Officials in Ireland are making permanent a service enacted during the pandemic allowing medical cannabis delivery to registered patients in the country from companies based in The Netherlands, the Irish Post reports. Prior to the pandemic, Irish patients would have to travel to The Netherlands to pick up their medicine.
Although authorities in The Netherlands prohibit commercial exportation of cannabis oils, it does allow individual prescriptions from European Union states to be filled, the report says.
Irish Health Minister Stephen Donnelly told the Post that, following the implementation of the rule, his office received praise about the program which led to the decision to make it permanent.
“They spoke about the stress of having to travel regularly and the associated health risks with that, as well as their concerns that they would run out of their medication. There will no longer be a need for them to travel abroad in order to collect their prescribed cannabis products. Instead, they can focus on their health and wellbeing. The welfare of patients and their families comes first and I am happy to reassure them that they will no longer have to personally source their prescriptions.” – Donnelly in a statement via the Post
Ireland launched its medical cannabis program as a 5-year pilot just last year. The program allows access for just three qualifying conditions – intractable nausea and vomiting associated with chemotherapy, severe and treatment-resistant epilepsy, and spasticity associated with multiple sclerosis.
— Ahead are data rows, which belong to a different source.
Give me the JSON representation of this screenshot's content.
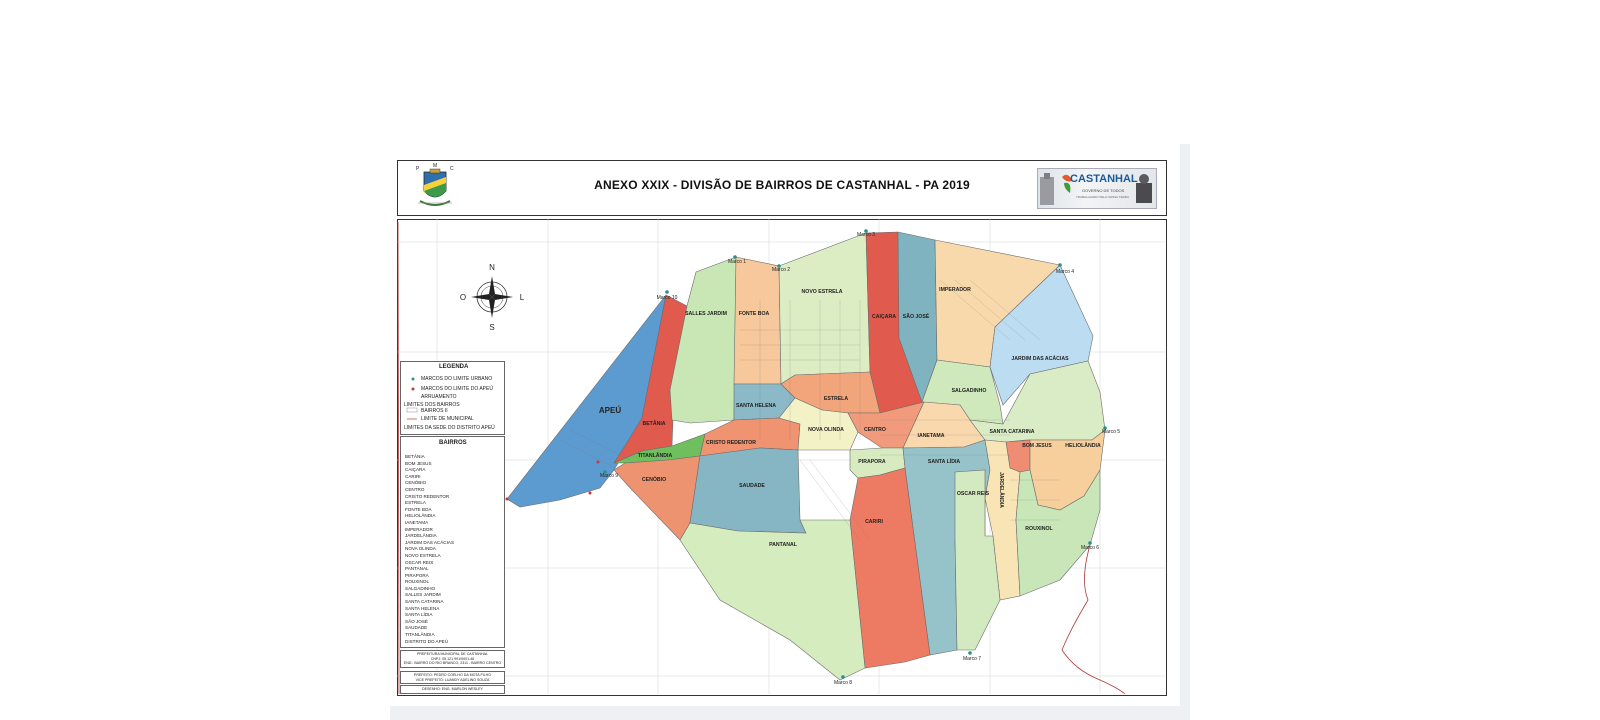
{
  "title": "ANEXO XXIX - DIVISÃO DE BAIRROS DE CASTANHAL - PA   2019",
  "crest_letters": [
    "P",
    "M",
    "C"
  ],
  "logo": {
    "name": "CASTANHAL",
    "subtitle": "GOVERNO DE TODOS",
    "tagline": "TRABALHANDO PELA NOSSA TERRA"
  },
  "compass": {
    "n": "N",
    "s": "S",
    "e": "L",
    "w": "O"
  },
  "legend": {
    "title": "LEGENDA",
    "items": [
      "MARCOS DO LIMITE URBANO",
      "MARCOS DO LIMITE DO APEÚ",
      "ARRUAMENTO",
      "LIMITES DOS BAIRROS",
      "BAIRROS II",
      "LIMITE DE MUNICIPAL",
      "LIMITES DA SEDE DO DISTRITO APEÚ"
    ]
  },
  "bairros_legend": {
    "title": "BAIRROS",
    "items": [
      "BETÂNIA",
      "BOM JESUS",
      "CAIÇARA",
      "CARIRI",
      "CENÓBIO",
      "CENTRO",
      "CRISTO REDENTOR",
      "ESTRELA",
      "FONTE BOA",
      "HELIOLÂNDIA",
      "IANETAMA",
      "IMPERADOR",
      "JARDELÂNDIA",
      "JARDIM DAS ACÁCIAS",
      "NOVA OLINDA",
      "NOVO ESTRELA",
      "OSCAR REIS",
      "PANTANAL",
      "PIRAPORA",
      "ROUXINOL",
      "SALGADINHO",
      "SALLES JARDIM",
      "SANTA CATARINA",
      "SANTA HELENA",
      "SANTA LÍDIA",
      "SÃO JOSÉ",
      "SAUDADE",
      "TITANLÂNDIA",
      "DISTRITO DO APEÚ"
    ]
  },
  "footer": {
    "box1": [
      "PREFEITURA MUNICIPAL DE CASTANHAL",
      "CNPJ: 05.121.991/0001-46",
      "END.: BAIRRO DO RIO BRANCO, 2311 - BAIRRO CENTRO"
    ],
    "box2": [
      "PREFEITO: PEDRO COELHO DA MOTA FILHO",
      "VICE PREFEITO: LUANDY ADELINO SOUZA"
    ],
    "box3": [
      "DESENHO: ENG. MARLON WESLEY"
    ]
  },
  "neighborhoods": [
    {
      "name": "APEÚ",
      "color": "#5b9bd0"
    },
    {
      "name": "BETÂNIA",
      "color": "#e05a4e"
    },
    {
      "name": "SALLES JARDIM",
      "color": "#c9e7b5"
    },
    {
      "name": "FONTE BOA",
      "color": "#f7c89b"
    },
    {
      "name": "NOVO ESTRELA",
      "color": "#dcedc4"
    },
    {
      "name": "CAIÇARA",
      "color": "#e05a4e"
    },
    {
      "name": "SÃO JOSÉ",
      "color": "#7fb3bf"
    },
    {
      "name": "IMPERADOR",
      "color": "#f8d9ab"
    },
    {
      "name": "JARDIM DAS ACÁCIAS",
      "color": "#bcdcf2"
    },
    {
      "name": "SALGADINHO",
      "color": "#cfe8bc"
    },
    {
      "name": "SANTA HELENA",
      "color": "#8cb9c7"
    },
    {
      "name": "ESTRELA",
      "color": "#f2a57a"
    },
    {
      "name": "TITANLÂNDIA",
      "color": "#6fbf5e"
    },
    {
      "name": "CRISTO REDENTOR",
      "color": "#ef9370"
    },
    {
      "name": "NOVA OLINDA",
      "color": "#f3f2c6"
    },
    {
      "name": "CENTRO",
      "color": "#f29b7c"
    },
    {
      "name": "IANETAMA",
      "color": "#f9d8ad"
    },
    {
      "name": "SANTA CATARINA",
      "color": "#d9ecc6"
    },
    {
      "name": "BOM JESUS",
      "color": "#ef8c74"
    },
    {
      "name": "HELIOLÂNDIA",
      "color": "#f7cf9c"
    },
    {
      "name": "CENÓBIO",
      "color": "#ee9370"
    },
    {
      "name": "SAUDADE",
      "color": "#86b6c4"
    },
    {
      "name": "PIRAPORA",
      "color": "#d8ebc0"
    },
    {
      "name": "SANTA LÍDIA",
      "color": "#96c3c9"
    },
    {
      "name": "JARDELÂNDIA",
      "color": "#f9e4b6"
    },
    {
      "name": "OSCAR REIS",
      "color": "#d3e9c0"
    },
    {
      "name": "ROUXINOL",
      "color": "#c8e6b7"
    },
    {
      "name": "CARIRI",
      "color": "#ed7a62"
    },
    {
      "name": "PANTANAL",
      "color": "#d5ecbf"
    }
  ],
  "marcos": [
    "Marco 1",
    "Marco 2",
    "Marco 3",
    "Marco 4",
    "Marco 5",
    "Marco 6",
    "Marco 7",
    "Marco 8",
    "Marco 9",
    "Marco 10"
  ]
}
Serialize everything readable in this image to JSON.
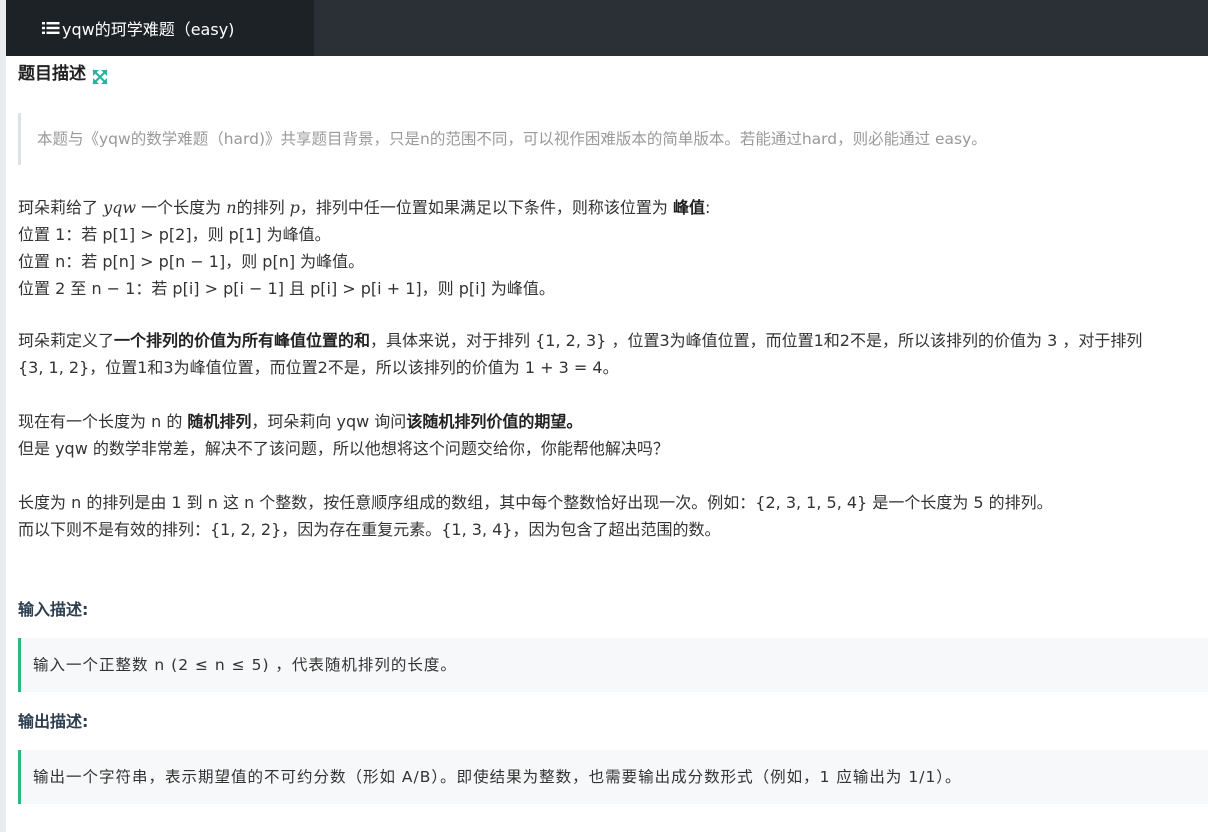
{
  "window": {
    "tab_title": "yqw的珂学难题（easy)",
    "icon": "list-icon"
  },
  "problem": {
    "heading": "题目描述",
    "expand_icon": "expand-arrows-icon",
    "note": "本题与《yqw的数学难题（hard)》共享题目背景，只是n的范围不同，可以视作困难版本的简单版本。若能通过hard，则必能通过 easy。",
    "line1_a": "珂朵莉给了 ",
    "line1_m1": "yqw",
    "line1_b": " 一个长度为 ",
    "line1_m2": "n",
    "line1_c": "的排列 ",
    "line1_m3": "p",
    "line1_d": "，排列中任一位置如果满足以下条件，则称该位置为 ",
    "line1_bold": "峰值",
    "line1_e": ":",
    "line2": "位置 1：若 p[1] > p[2]，则 p[1] 为峰值。",
    "line3": "位置 n：若 p[n] > p[n − 1]，则 p[n] 为峰值。",
    "line4": "位置 2 至 n − 1：若 p[i] > p[i − 1] 且 p[i] > p[i + 1]，则 p[i] 为峰值。",
    "def_a": "珂朵莉定义了",
    "def_bold": "一个排列的价值为所有峰值位置的和",
    "def_b": "，具体来说，对于排列 {1, 2, 3} ，位置3为峰值位置，而位置1和2不是，所以该排列的价值为 3 ，对于排列",
    "def_c": "{3, 1, 2}，位置1和3为峰值位置，而位置2不是，所以该排列的价值为 1 + 3 = 4。",
    "task_a": "现在有一个长度为 n 的 ",
    "task_bold1": "随机排列",
    "task_b": "，珂朵莉向 yqw 询问",
    "task_bold2": "该随机排列价值的期望。",
    "task_line2": "但是 yqw 的数学非常差，解决不了该问题，所以他想将这个问题交给你，你能帮他解决吗？",
    "perm_line1": "长度为 n 的排列是由 1 到 n 这 n 个整数，按任意顺序组成的数组，其中每个整数恰好出现一次。例如：{2, 3, 1, 5, 4} 是一个长度为 5 的排列。",
    "perm_line2": "而以下则不是有效的排列：{1, 2, 2}，因为存在重复元素。{1, 3, 4}，因为包含了超出范围的数。"
  },
  "input": {
    "label": "输入描述:",
    "text": "输入一个正整数 n (2 ≤ n ≤ 5) ，代表随机排列的长度。"
  },
  "output": {
    "label": "输出描述:",
    "text": "输出一个字符串，表示期望值的不可约分数（形如 A/B）。即使结果为整数，也需要输出成分数形式（例如，1  应输出为 1/1）。"
  },
  "colors": {
    "tabbar": "#2a3036",
    "active_tab": "#1d2227",
    "accent_green": "#2eb67d",
    "expand_icon": "#2bb3a0"
  }
}
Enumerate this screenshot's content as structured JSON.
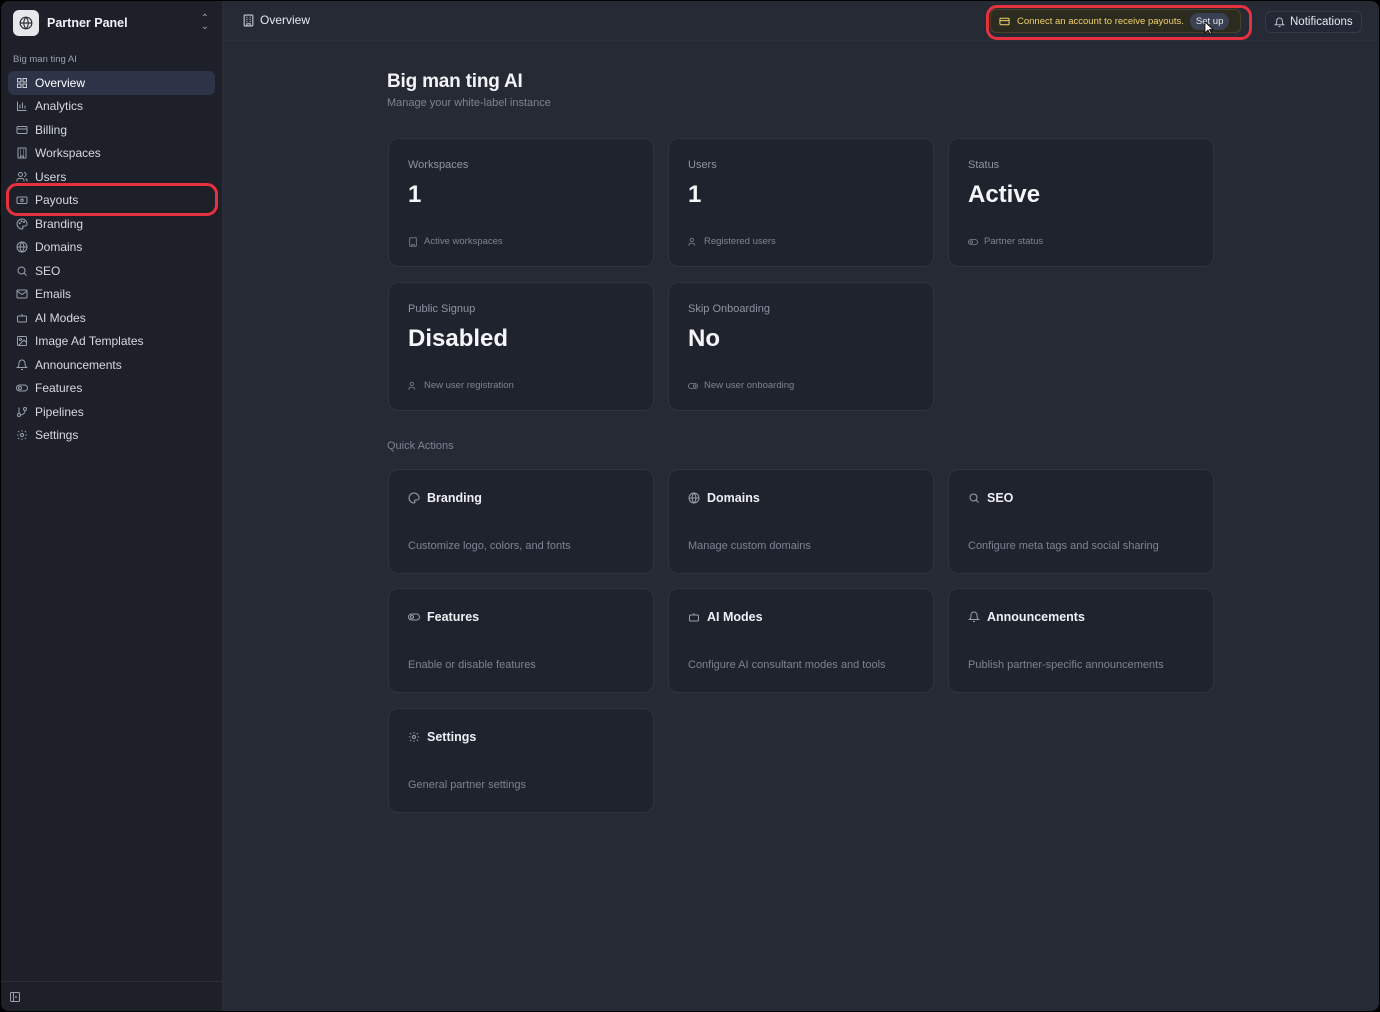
{
  "sidebar": {
    "brand_name": "Partner Panel",
    "org_label": "Big man ting AI",
    "items": [
      {
        "label": "Overview",
        "icon": "grid-icon",
        "active": true
      },
      {
        "label": "Analytics",
        "icon": "bar-chart-icon"
      },
      {
        "label": "Billing",
        "icon": "credit-card-icon"
      },
      {
        "label": "Workspaces",
        "icon": "building-icon"
      },
      {
        "label": "Users",
        "icon": "users-icon"
      },
      {
        "label": "Payouts",
        "icon": "wallet-icon"
      },
      {
        "label": "Branding",
        "icon": "palette-icon"
      },
      {
        "label": "Domains",
        "icon": "globe-icon"
      },
      {
        "label": "SEO",
        "icon": "search-icon"
      },
      {
        "label": "Emails",
        "icon": "mail-icon"
      },
      {
        "label": "AI Modes",
        "icon": "bot-icon"
      },
      {
        "label": "Image Ad Templates",
        "icon": "image-icon"
      },
      {
        "label": "Announcements",
        "icon": "bell-icon"
      },
      {
        "label": "Features",
        "icon": "toggle-icon"
      },
      {
        "label": "Pipelines",
        "icon": "git-branch-icon"
      },
      {
        "label": "Settings",
        "icon": "gear-icon"
      }
    ]
  },
  "topbar": {
    "breadcrumb": "Overview",
    "payout_banner": "Connect an account to receive payouts.",
    "setup_label": "Set up",
    "notifications_label": "Notifications"
  },
  "main": {
    "title": "Big man ting AI",
    "subtitle": "Manage your white-label instance",
    "stats": [
      {
        "label": "Workspaces",
        "value": "1",
        "foot": "Active workspaces"
      },
      {
        "label": "Users",
        "value": "1",
        "foot": "Registered users"
      },
      {
        "label": "Status",
        "value": "Active",
        "foot": "Partner status"
      },
      {
        "label": "Public Signup",
        "value": "Disabled",
        "foot": "New user registration"
      },
      {
        "label": "Skip Onboarding",
        "value": "No",
        "foot": "New user onboarding"
      }
    ],
    "quick_actions_label": "Quick Actions",
    "quick_actions": [
      {
        "title": "Branding",
        "desc": "Customize logo, colors, and fonts"
      },
      {
        "title": "Domains",
        "desc": "Manage custom domains"
      },
      {
        "title": "SEO",
        "desc": "Configure meta tags and social sharing"
      },
      {
        "title": "Features",
        "desc": "Enable or disable features"
      },
      {
        "title": "AI Modes",
        "desc": "Configure AI consultant modes and tools"
      },
      {
        "title": "Announcements",
        "desc": "Publish partner-specific announcements"
      },
      {
        "title": "Settings",
        "desc": "General partner settings"
      }
    ]
  },
  "colors": {
    "highlight": "#e5323e",
    "banner_text": "#f2d26b",
    "active_nav": "#2d3448"
  }
}
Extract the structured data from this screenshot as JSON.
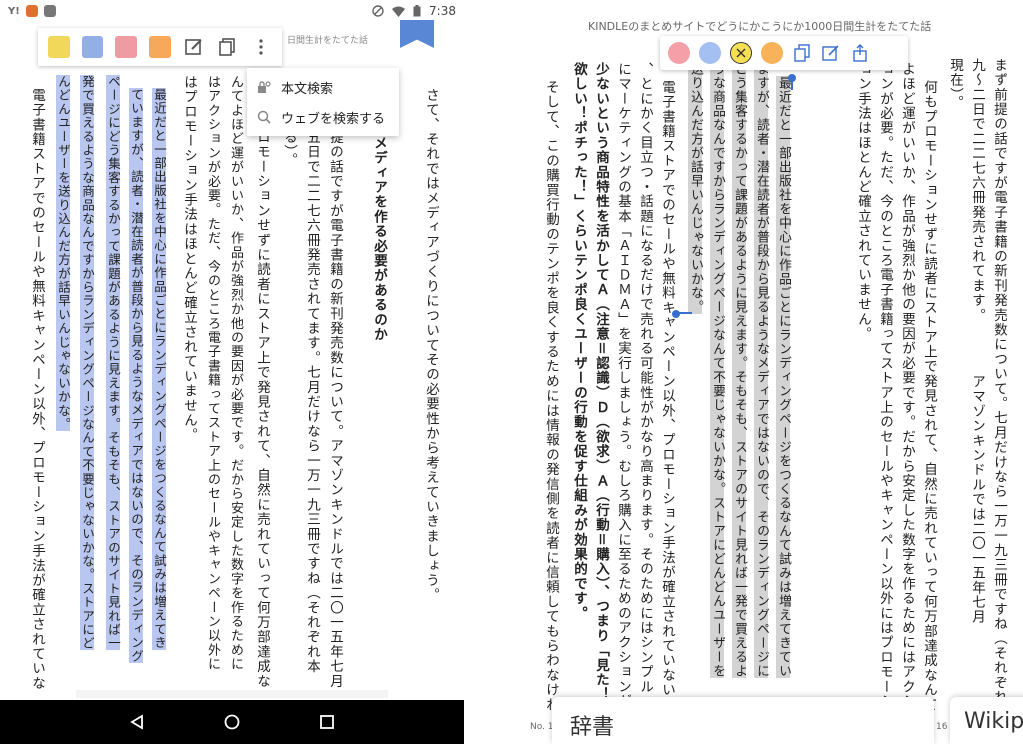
{
  "colors": {
    "left_yellow": "#f2d85a",
    "left_blue": "#94aee6",
    "left_pink": "#f09ba4",
    "left_orange": "#f6a95a",
    "left_highlight": "#b9c6ef",
    "right_pink": "#f5a0a8",
    "right_blue": "#a4bff2",
    "right_yellow": "#f7df55",
    "right_orange": "#f7b25a",
    "right_highlight": "#d3d3d3",
    "bookmark": "#5a86d6",
    "selection": "#3a6fd0"
  },
  "left": {
    "status_time": "7:38",
    "header_title": "日間生計をたてた話",
    "toolbar_icons": [
      "edit-icon",
      "copy-icon",
      "more-vert-icon"
    ],
    "menu": {
      "search_in_book": "本文検索",
      "search_web": "ウェブを検索する"
    },
    "columns": [
      "さて、それではメディアづくりについてその必要性から考えていきましょう。",
      "メディアを作る必要があるのか",
      "提の話ですが電子書籍の新刊発売数について。アマゾンキンドルでは二〇一五年七月",
      "五日で二二七六冊発売されてます。七月だけなら一万一九三冊ですね（それぞれ本",
      "る）。",
      "ロモーションせずに読者にストア上で発見されて、自然に売れていって何万部達成な",
      "んてよほど運がいいか、作品が強烈か他の要因が必要です。だから安定した数字を作るために",
      "はアクションが必要。ただ、今のところ電子書籍ってストア上のセールやキャンペーン以外に",
      "はプロモーション手法はほとんど確立されていません。",
      "最近だと一部出版社を中心に作品ごとにランディングページをつくるなんて試みは増えてき",
      "ていますが、読者・潜在読者が普段から見るようなメディアではないので、そのランディング",
      "ページにどう集客するかって課題があるように見えます。そもそも、ストアのサイト見れば一",
      "発で買えるような商品なんですからランディングページなんて不要じゃないかな。ストアにど",
      "んどんユーザーを送り込んだ方が話早いんじゃないかな。",
      "電子書籍ストアでのセールや無料キャンペーン以外、プロモーション手法が確立されていな"
    ]
  },
  "right": {
    "header_title": "KINDLEのまとめサイトでどうにかこうにか1000日間生計をたてた話",
    "toolbar_icons": [
      "copy-icon",
      "note-icon",
      "share-icon"
    ],
    "columns": [
      "まず前提の話ですが電子書籍の新刊発売数について。七月だけなら一万一九三冊ですね（それぞれ本書製作",
      "九～二日で二二七六冊発売されてます。　　　　アマゾンキンドルでは二〇一五年七月",
      "現在）。",
      "何もプロモーションせずに読者にストア上で発見されて、自然に売れていって何万部達成なんて",
      "よほど運がいいか、作品が強烈か他の要因が必要です。だから安定した数字を作るためにはアクシ",
      "ョンが必要。ただ、今のところ電子書籍ってストア上のセールやキャンペーン以外にはプロモーシ",
      "ョン手法はほとんど確立されていません。",
      "最近だと一部出版社を中心に作品ごとにランディングページをつくるなんて試みは増えてきてい",
      "ますが、読者・潜在読者が普段から見るようなメディアではないので、そのランディングページに",
      "どう集客するかって課題があるように見えます。そもそも、ストアのサイト見れば一発で買えるよ",
      "うな商品なんですからランディングページなんて不要じゃないかな。ストアにどんどんユーザーを",
      "送り込んだ方が話早いんじゃないかな。",
      "電子書籍ストアでのセールや無料キャンペーン以外、プロモーション手法が確立されていない今",
      "、とにかく目立つ・話題になるだけで売れる可能性がかなり高まります。そのためにはシンプル",
      "にマーケティングの基本「ＡＩＤＭＡ」を実行しましょう。むしろ購入に至るためのアクションが",
      "少ないという商品特性を活かしてＡ（注意＝認識）Ｄ（欲求）Ａ（行動＝購入）、つまり「見た！",
      "欲しい！ポチった！」くらいテンポ良くユーザーの行動を促す仕組みが効果的です。",
      "そして、この購買行動のテンポを良くするためには情報の発信側を読者に信頼してもらわなけれ"
    ],
    "dictionary_label": "辞書",
    "wikipedia_label": "Wikip",
    "location_left": "No. 1",
    "location_right": "16"
  }
}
According to the Post report, there are 30 physicians in Ireland licensed to make program recommendations.
Health Department officials still have to finalize the details of the delivery service as a permanent part of the medical cannabis regime.